The Pandemic Should Serve as a Wake up Call to Revamp Public Healthcare

If the current pandemic is proof of anything, it is that there is no substitute for publicly provided healthcare.

The coronavirus pandemic surging throughout the world has well and truly reached India. Currently, there are 5,095 active cases of the novel coronavirus across the nation. Thirty states and Union territories have been affected. It is unlikely that the rest will also stay immune.

It is a worrisome situation given India’s population, the living conditions of the vast majority, and the current state of our healthcare system. But can it force the Indian government to do what it has so deliberately neglected over the last several decades? Can it compel the government to strengthen our public health system as so direly needed, not just for the moment but for the long term?

The Indian government’s response to the pandemic has, thus far, been fairly positive. It implemented a nationwide lockdown quite early, unlike several developed nations. It was the right step given the country’s situation. There is an urgent and towering need to reinforce the public health sector which will have to be at the forefront of this battle.

From all accounts, the government has mobilised all of its resources to do precisely that. But let us not fool ourselves. The crisis facing the nation has gripped the government not because millions of ordinary Indians will be infected, or because hundreds of thousands of them may need critical care, but because the virus does not differentiate between the poor and vulnerable masses, and the powerful privileged class. It spreads via droplets and the powers that be cannot control that. And when the privileged fall prey to it, they will also have to turn to the public health system for treatment and care.

The private health sector in India has flourished in the past three decades at the cost of the public sector. Budgetary allocation for health has consistently fallen way short of that recommended by experts. The government has ignored the desperate appeals for strengthening public hospitals all these years.

Instead, it has employed a deliberate shift from publicly provided healthcare and propped up the private healthcare industry and now private health insurance. The result, as to be expected, is a public health sector that seems about to come undone now that an unprecedented challenge to healthcare has suddenly surfaced.

Also read: As the Pandemic Accelerates, How Equipped Is India’s Healthcare System?

It is in this scenario that healthcare staff at government hospitals will risk their lives in the fight against the coronavirus. The private sector may have more beds and more personnel, but it also has no obligation to treat. It may take in patients, but only as many as it comfortably chooses to. It will not treat more than it has the capacity or desire for. Nor will it invest in augmenting its capacities for a crisis that is, however serious and massive, a temporary one. The onus for that falls on the public health system. Hence the government’s frenzied efforts to increase its healthcare capacities – beds, ICUs, equipment, medicines – across the country. No effort is being spared.

But what happens outside this crisis scenario?

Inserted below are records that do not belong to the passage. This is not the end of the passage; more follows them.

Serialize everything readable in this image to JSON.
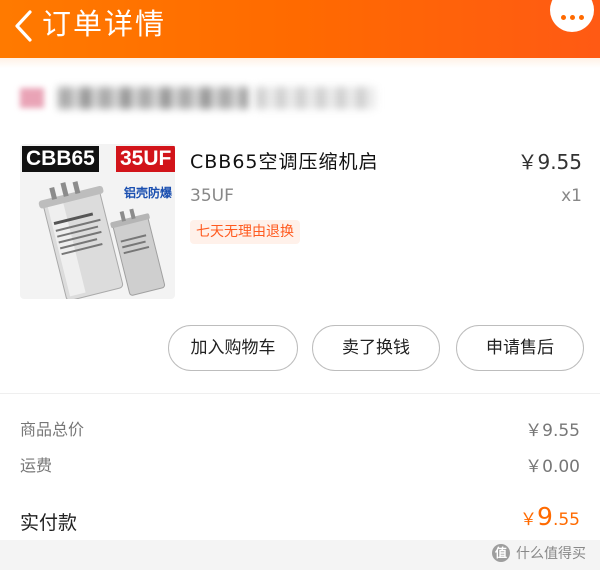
{
  "header": {
    "title": "订单详情",
    "back_icon": "chevron-left-icon",
    "more_icon": "more-dots-icon",
    "accent": "#ff6a00"
  },
  "product": {
    "image_tag_left": "CBB65",
    "image_tag_right": "35UF",
    "image_feature_text": "铝壳防爆",
    "title": "CBB65空调压缩机启",
    "price": "￥9.55",
    "spec": "35UF",
    "quantity": "x1",
    "return_badge": "七天无理由退换"
  },
  "actions": {
    "add_to_cart": "加入购物车",
    "resell": "卖了换钱",
    "after_sales": "申请售后"
  },
  "summary": {
    "goods_total_label": "商品总价",
    "goods_total_value": "￥9.55",
    "freight_label": "运费",
    "freight_value": "￥0.00",
    "paid_label": "实付款",
    "paid_currency": "￥",
    "paid_integer": "9",
    "paid_decimal": ".55"
  },
  "watermark": {
    "icon_text": "值",
    "text": "什么值得买"
  }
}
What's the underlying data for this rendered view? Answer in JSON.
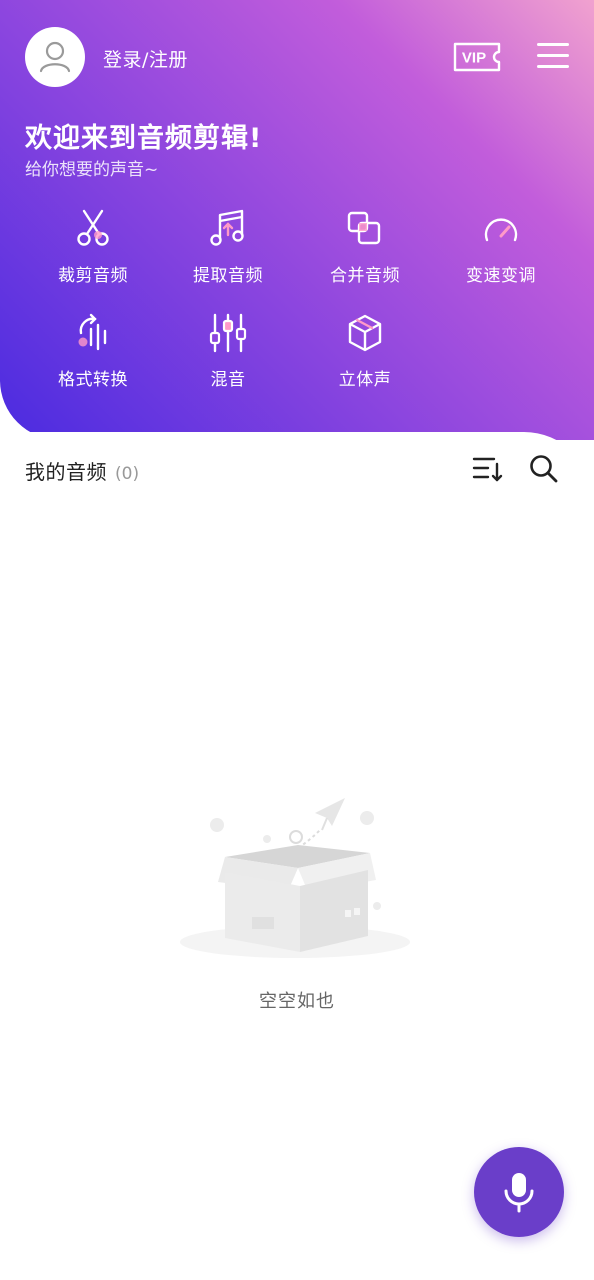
{
  "header": {
    "login_label": "登录/注册",
    "vip_label": "VIP",
    "title": "欢迎来到音频剪辑!",
    "subtitle": "给你想要的声音~"
  },
  "tools": [
    {
      "label": "裁剪音频",
      "icon": "scissors-icon"
    },
    {
      "label": "提取音频",
      "icon": "music-note-icon"
    },
    {
      "label": "合并音频",
      "icon": "merge-icon"
    },
    {
      "label": "变速变调",
      "icon": "speedometer-icon"
    },
    {
      "label": "格式转换",
      "icon": "format-convert-icon"
    },
    {
      "label": "混音",
      "icon": "mixer-sliders-icon"
    },
    {
      "label": "立体声",
      "icon": "cube-icon"
    }
  ],
  "my_audio": {
    "title": "我的音频",
    "count": "(0)"
  },
  "empty_state": {
    "text": "空空如也"
  },
  "colors": {
    "gradient_start": "#4a2be0",
    "gradient_mid": "#c25ddb",
    "gradient_end": "#f1a2cf",
    "fab": "#6a3ec9"
  }
}
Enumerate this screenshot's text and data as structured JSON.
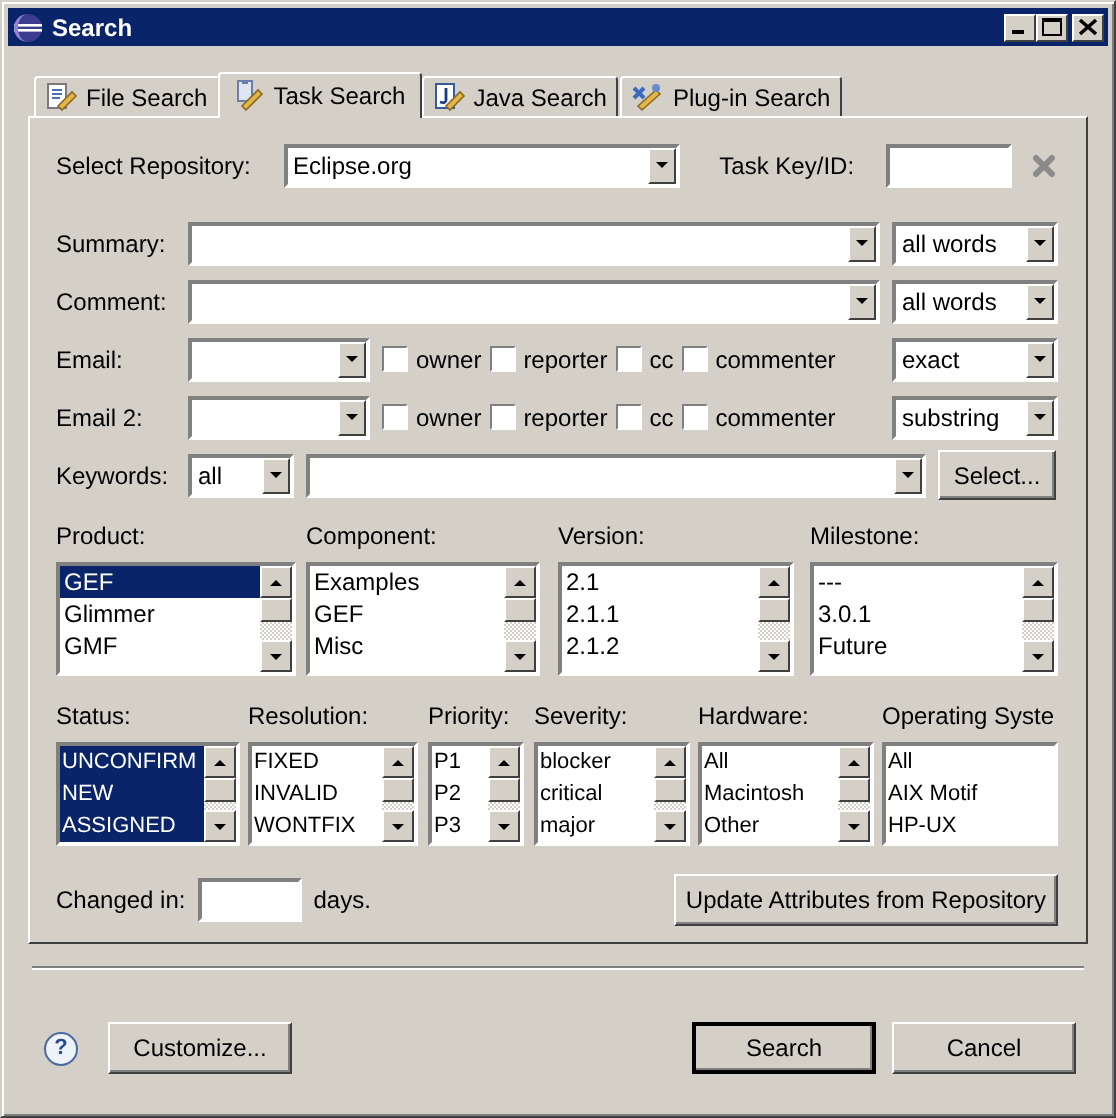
{
  "window": {
    "title": "Search"
  },
  "tabs": [
    {
      "label": "File Search",
      "selected": false
    },
    {
      "label": "Task Search",
      "selected": true
    },
    {
      "label": "Java Search",
      "selected": false
    },
    {
      "label": "Plug-in Search",
      "selected": false
    }
  ],
  "repository": {
    "label": "Select Repository:",
    "value": "Eclipse.org",
    "key_label": "Task Key/ID:"
  },
  "text_fields": [
    {
      "label": "Summary:",
      "match": "all words"
    },
    {
      "label": "Comment:",
      "match": "all words"
    }
  ],
  "email_rows": [
    {
      "label": "Email:",
      "roles": [
        {
          "label": "owner",
          "checked": false
        },
        {
          "label": "reporter",
          "checked": false
        },
        {
          "label": "cc",
          "checked": false
        },
        {
          "label": "commenter",
          "checked": false
        }
      ],
      "match": "exact"
    },
    {
      "label": "Email 2:",
      "roles": [
        {
          "label": "owner",
          "checked": false
        },
        {
          "label": "reporter",
          "checked": false
        },
        {
          "label": "cc",
          "checked": false
        },
        {
          "label": "commenter",
          "checked": false
        }
      ],
      "match": "substring"
    }
  ],
  "keywords": {
    "label": "Keywords:",
    "mode": "all",
    "button": "Select..."
  },
  "lists_top": [
    {
      "label": "Product:",
      "items": [
        {
          "text": "GEF",
          "selected": true
        },
        {
          "text": "Glimmer",
          "selected": false
        },
        {
          "text": "GMF",
          "selected": false
        }
      ]
    },
    {
      "label": "Component:",
      "items": [
        {
          "text": "Examples",
          "selected": false
        },
        {
          "text": "GEF",
          "selected": false
        },
        {
          "text": "Misc",
          "selected": false
        }
      ]
    },
    {
      "label": "Version:",
      "items": [
        {
          "text": "2.1",
          "selected": false
        },
        {
          "text": "2.1.1",
          "selected": false
        },
        {
          "text": "2.1.2",
          "selected": false
        }
      ]
    },
    {
      "label": "Milestone:",
      "items": [
        {
          "text": "---",
          "selected": false
        },
        {
          "text": "3.0.1",
          "selected": false
        },
        {
          "text": "Future",
          "selected": false
        }
      ]
    }
  ],
  "lists_bottom": [
    {
      "label": "Status:",
      "items": [
        {
          "text": "UNCONFIRM",
          "selected": true
        },
        {
          "text": "NEW",
          "selected": true
        },
        {
          "text": "ASSIGNED",
          "selected": true
        }
      ]
    },
    {
      "label": "Resolution:",
      "items": [
        {
          "text": "FIXED",
          "selected": false
        },
        {
          "text": "INVALID",
          "selected": false
        },
        {
          "text": "WONTFIX",
          "selected": false
        }
      ]
    },
    {
      "label": "Priority:",
      "items": [
        {
          "text": "P1",
          "selected": false
        },
        {
          "text": "P2",
          "selected": false
        },
        {
          "text": "P3",
          "selected": false
        }
      ]
    },
    {
      "label": "Severity:",
      "items": [
        {
          "text": "blocker",
          "selected": false
        },
        {
          "text": "critical",
          "selected": false
        },
        {
          "text": "major",
          "selected": false
        }
      ]
    },
    {
      "label": "Hardware:",
      "items": [
        {
          "text": "All",
          "selected": false
        },
        {
          "text": "Macintosh",
          "selected": false
        },
        {
          "text": "Other",
          "selected": false
        }
      ]
    },
    {
      "label": "Operating Syste",
      "items": [
        {
          "text": "All",
          "selected": false
        },
        {
          "text": "AIX Motif",
          "selected": false
        },
        {
          "text": "HP-UX",
          "selected": false
        }
      ]
    }
  ],
  "changed_in": {
    "label": "Changed in:",
    "suffix": "days."
  },
  "update_button": "Update Attributes from Repository",
  "footer": {
    "help": "?",
    "buttons": [
      {
        "label": "Customize...",
        "default": false
      },
      {
        "label": "Search",
        "default": true
      },
      {
        "label": "Cancel",
        "default": false
      }
    ]
  }
}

What was the case three months ago when no one had heard of COVID-19? The poor and the marginalised, and even the middle class, faced the same shortage of critical treatment options every single day even then. They struggled to find care, they suffered from unaffordable and inaccessible services, and many died – as they will continue to do when this pandemic subsides, unless there is a drastic restructuring of our health system.

Hospital staff is seen outside the Special Isolation Ward at the Rajiv Gandhi Government General Hospital in Chennai, January 28, 2020. Photo: PTI

The Indian population faces a remarkable shortage of healthcare personnel and infrastructure. There is only one government doctor for more than 11,500 people in India as opposed to one for every 1,000 as recommended by the WHO; only one government bed for about 2,000 people, medicines are in constant short supply, the private health sector is completely unaffordable, and whatever services are available are significantly skewed towards the benefit of the rich and the urban.

Estimates suggest that deaths due to COVID-19 may be between 30,000 and 170,000 in India. However tragic this figure may be, it is far lower than the 2.4 million deaths caused annually due to poor quality and lack of healthcare where and when it is needed most, or the misery of poverty that 55 million  Indians face each year due to healthcare costs.

What the government needs to do, besides the current injection of desperate life-saving drips, is to build up the public health system on an ongoing steady basis. It needs to inject the necessary funds, and the government efforts visible today, as a continuous feed instead of merely under desperate circumstances.

Also read: Why India’s Founders Championed a State-Dominated Healthcare System

It needs to show that it is committed to providing healthcare to its citizens every day, not just today, not just in case of exigencies. The government has the moral duty to ensure that healthcare is available and accessible to every citizen even when there are no cataclysmic sudden needs. If the current pandemic is proof of anything, it is that there is no substitute for publicly provided healthcare. In short, it is time to breathe life not just into desperately sick COVID-19 patients but into our entire public healthcare system.

The coronavirus pandemic has the potential to cause untold damage and loss but it can also serve as a greater good if our government wakes up from its self-induced slumber and converts an emergency augmentation of public health services into a long-term overhaul.

Dr Anjali Chikersal is a doctor of medicine, an independent public health researcher and former senior fellow at Centre for Policy Research, New Delhi. She has worked on numerous projects with the Ministry of Health and Family Welfare, NHSRC, NACO and the Planning Commission.